Your task is to copy each line of the material that holds the word "description".
· · · · · · ·
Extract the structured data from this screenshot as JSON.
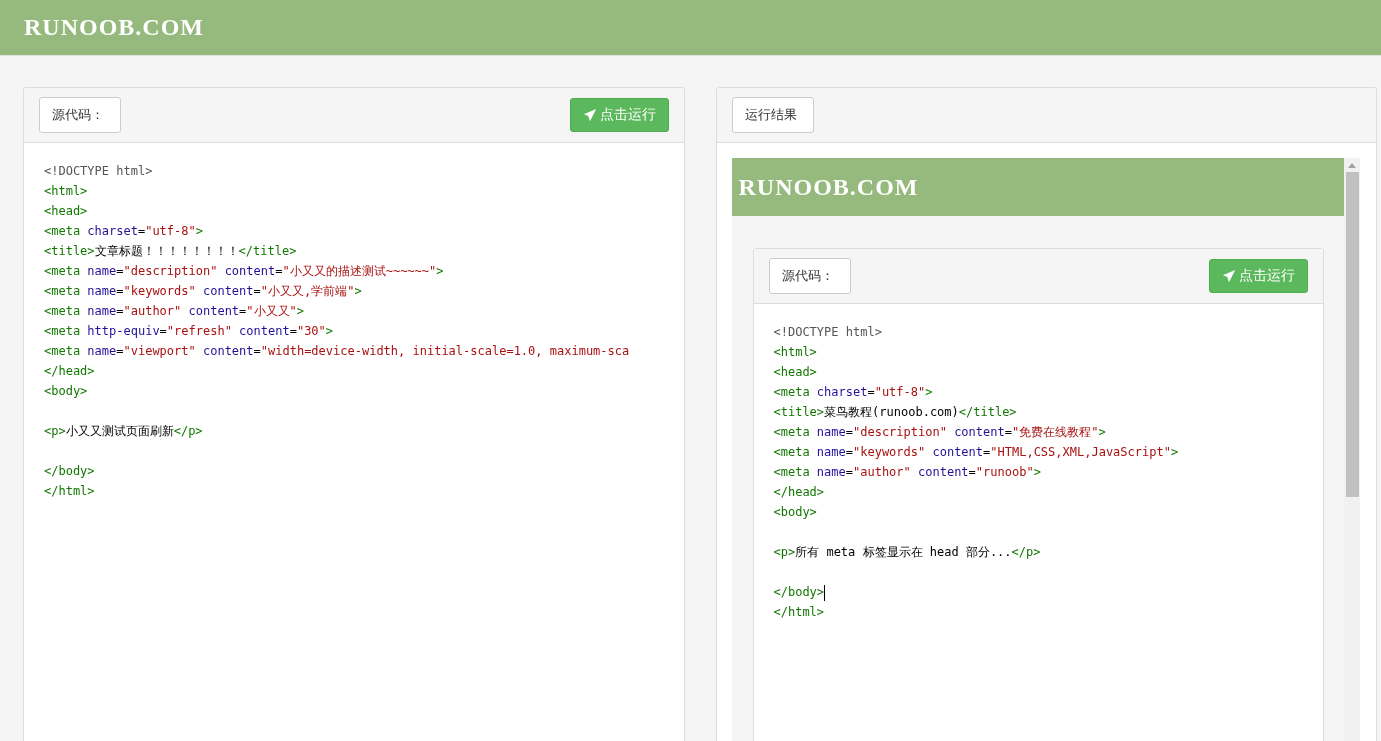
{
  "header": {
    "logo": "RUNOOB.COM"
  },
  "source_panel": {
    "label": "源代码：",
    "run_button": "点击运行",
    "lines": [
      {
        "kind": "code",
        "tokens": [
          {
            "kind": "doctype",
            "text": "<!DOCTYPE html>"
          }
        ]
      },
      {
        "kind": "code",
        "tokens": [
          {
            "kind": "tag",
            "text": "<html>"
          }
        ]
      },
      {
        "kind": "code",
        "tokens": [
          {
            "kind": "tag",
            "text": "<head>"
          }
        ]
      },
      {
        "kind": "code",
        "tokens": [
          {
            "kind": "tag",
            "text": "<meta "
          },
          {
            "kind": "attr",
            "text": "charset"
          },
          {
            "kind": "text",
            "text": "="
          },
          {
            "kind": "value",
            "text": "\"utf-8\""
          },
          {
            "kind": "tag",
            "text": ">"
          }
        ]
      },
      {
        "kind": "code",
        "tokens": [
          {
            "kind": "tag",
            "text": "<title>"
          },
          {
            "kind": "text",
            "text": "文章标题！！！！！！！！"
          },
          {
            "kind": "tag",
            "text": "</title>"
          }
        ]
      },
      {
        "kind": "code",
        "tokens": [
          {
            "kind": "tag",
            "text": "<meta "
          },
          {
            "kind": "attr",
            "text": "name"
          },
          {
            "kind": "text",
            "text": "="
          },
          {
            "kind": "value",
            "text": "\"description\""
          },
          {
            "kind": "attr",
            "text": " content"
          },
          {
            "kind": "text",
            "text": "="
          },
          {
            "kind": "value",
            "text": "\"小又又的描述测试~~~~~~\""
          },
          {
            "kind": "tag",
            "text": ">"
          }
        ]
      },
      {
        "kind": "code",
        "tokens": [
          {
            "kind": "tag",
            "text": "<meta "
          },
          {
            "kind": "attr",
            "text": "name"
          },
          {
            "kind": "text",
            "text": "="
          },
          {
            "kind": "value",
            "text": "\"keywords\""
          },
          {
            "kind": "attr",
            "text": " content"
          },
          {
            "kind": "text",
            "text": "="
          },
          {
            "kind": "value",
            "text": "\"小又又,学前端\""
          },
          {
            "kind": "tag",
            "text": ">"
          }
        ]
      },
      {
        "kind": "code",
        "tokens": [
          {
            "kind": "tag",
            "text": "<meta "
          },
          {
            "kind": "attr",
            "text": "name"
          },
          {
            "kind": "text",
            "text": "="
          },
          {
            "kind": "value",
            "text": "\"author\""
          },
          {
            "kind": "attr",
            "text": " content"
          },
          {
            "kind": "text",
            "text": "="
          },
          {
            "kind": "value",
            "text": "\"小又又\""
          },
          {
            "kind": "tag",
            "text": ">"
          }
        ]
      },
      {
        "kind": "code",
        "tokens": [
          {
            "kind": "tag",
            "text": "<meta "
          },
          {
            "kind": "attr",
            "text": "http-equiv"
          },
          {
            "kind": "text",
            "text": "="
          },
          {
            "kind": "value",
            "text": "\"refresh\""
          },
          {
            "kind": "attr",
            "text": " content"
          },
          {
            "kind": "text",
            "text": "="
          },
          {
            "kind": "value",
            "text": "\"30\""
          },
          {
            "kind": "tag",
            "text": ">"
          }
        ]
      },
      {
        "kind": "code",
        "tokens": [
          {
            "kind": "tag",
            "text": "<meta "
          },
          {
            "kind": "attr",
            "text": "name"
          },
          {
            "kind": "text",
            "text": "="
          },
          {
            "kind": "value",
            "text": "\"viewport\""
          },
          {
            "kind": "attr",
            "text": " content"
          },
          {
            "kind": "text",
            "text": "="
          },
          {
            "kind": "value",
            "text": "\"width=device-width, initial-scale=1.0, maximum-sca"
          }
        ]
      },
      {
        "kind": "code",
        "tokens": [
          {
            "kind": "tag",
            "text": "</head>"
          }
        ]
      },
      {
        "kind": "code",
        "tokens": [
          {
            "kind": "tag",
            "text": "<body>"
          }
        ]
      },
      {
        "kind": "blank"
      },
      {
        "kind": "code",
        "tokens": [
          {
            "kind": "tag",
            "text": "<p>"
          },
          {
            "kind": "text",
            "text": "小又又测试页面刷新"
          },
          {
            "kind": "tag",
            "text": "</p>"
          }
        ]
      },
      {
        "kind": "blank"
      },
      {
        "kind": "code",
        "tokens": [
          {
            "kind": "tag",
            "text": "</body>"
          }
        ]
      },
      {
        "kind": "code",
        "tokens": [
          {
            "kind": "tag",
            "text": "</html>"
          }
        ]
      }
    ]
  },
  "result_panel": {
    "label": "运行结果",
    "preview": {
      "logo": "RUNOOB.COM",
      "label": "源代码：",
      "run_button": "点击运行",
      "lines": [
        {
          "kind": "code",
          "cursor": false,
          "tokens": [
            {
              "kind": "doctype",
              "text": "<!DOCTYPE html>"
            }
          ]
        },
        {
          "kind": "code",
          "cursor": false,
          "tokens": [
            {
              "kind": "tag",
              "text": "<html>"
            }
          ]
        },
        {
          "kind": "code",
          "cursor": false,
          "tokens": [
            {
              "kind": "tag",
              "text": "<head>"
            }
          ]
        },
        {
          "kind": "code",
          "cursor": false,
          "tokens": [
            {
              "kind": "tag",
              "text": "<meta "
            },
            {
              "kind": "attr",
              "text": "charset"
            },
            {
              "kind": "text",
              "text": "="
            },
            {
              "kind": "value",
              "text": "\"utf-8\""
            },
            {
              "kind": "tag",
              "text": ">"
            }
          ]
        },
        {
          "kind": "code",
          "cursor": false,
          "tokens": [
            {
              "kind": "tag",
              "text": "<title>"
            },
            {
              "kind": "text",
              "text": "菜鸟教程(runoob.com)"
            },
            {
              "kind": "tag",
              "text": "</title>"
            }
          ]
        },
        {
          "kind": "code",
          "cursor": false,
          "tokens": [
            {
              "kind": "tag",
              "text": "<meta "
            },
            {
              "kind": "attr",
              "text": "name"
            },
            {
              "kind": "text",
              "text": "="
            },
            {
              "kind": "value",
              "text": "\"description\""
            },
            {
              "kind": "attr",
              "text": " content"
            },
            {
              "kind": "text",
              "text": "="
            },
            {
              "kind": "value",
              "text": "\"免费在线教程\""
            },
            {
              "kind": "tag",
              "text": ">"
            }
          ]
        },
        {
          "kind": "code",
          "cursor": false,
          "tokens": [
            {
              "kind": "tag",
              "text": "<meta "
            },
            {
              "kind": "attr",
              "text": "name"
            },
            {
              "kind": "text",
              "text": "="
            },
            {
              "kind": "value",
              "text": "\"keywords\""
            },
            {
              "kind": "attr",
              "text": " content"
            },
            {
              "kind": "text",
              "text": "="
            },
            {
              "kind": "value",
              "text": "\"HTML,CSS,XML,JavaScript\""
            },
            {
              "kind": "tag",
              "text": ">"
            }
          ]
        },
        {
          "kind": "code",
          "cursor": false,
          "tokens": [
            {
              "kind": "tag",
              "text": "<meta "
            },
            {
              "kind": "attr",
              "text": "name"
            },
            {
              "kind": "text",
              "text": "="
            },
            {
              "kind": "value",
              "text": "\"author\""
            },
            {
              "kind": "attr",
              "text": " content"
            },
            {
              "kind": "text",
              "text": "="
            },
            {
              "kind": "value",
              "text": "\"runoob\""
            },
            {
              "kind": "tag",
              "text": ">"
            }
          ]
        },
        {
          "kind": "code",
          "cursor": false,
          "tokens": [
            {
              "kind": "tag",
              "text": "</head>"
            }
          ]
        },
        {
          "kind": "code",
          "cursor": false,
          "tokens": [
            {
              "kind": "tag",
              "text": "<body>"
            }
          ]
        },
        {
          "kind": "blank"
        },
        {
          "kind": "code",
          "cursor": false,
          "tokens": [
            {
              "kind": "tag",
              "text": "<p>"
            },
            {
              "kind": "text",
              "text": "所有 meta 标签显示在 head 部分..."
            },
            {
              "kind": "tag",
              "text": "</p>"
            }
          ]
        },
        {
          "kind": "blank"
        },
        {
          "kind": "code",
          "cursor": true,
          "tokens": [
            {
              "kind": "tag",
              "text": "</body>"
            }
          ]
        },
        {
          "kind": "code",
          "cursor": false,
          "tokens": [
            {
              "kind": "tag",
              "text": "</html>"
            }
          ]
        }
      ]
    }
  }
}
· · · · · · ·
EXERCISE RESPONSE:
            "text": "\"description\""
              "text": "\"description\""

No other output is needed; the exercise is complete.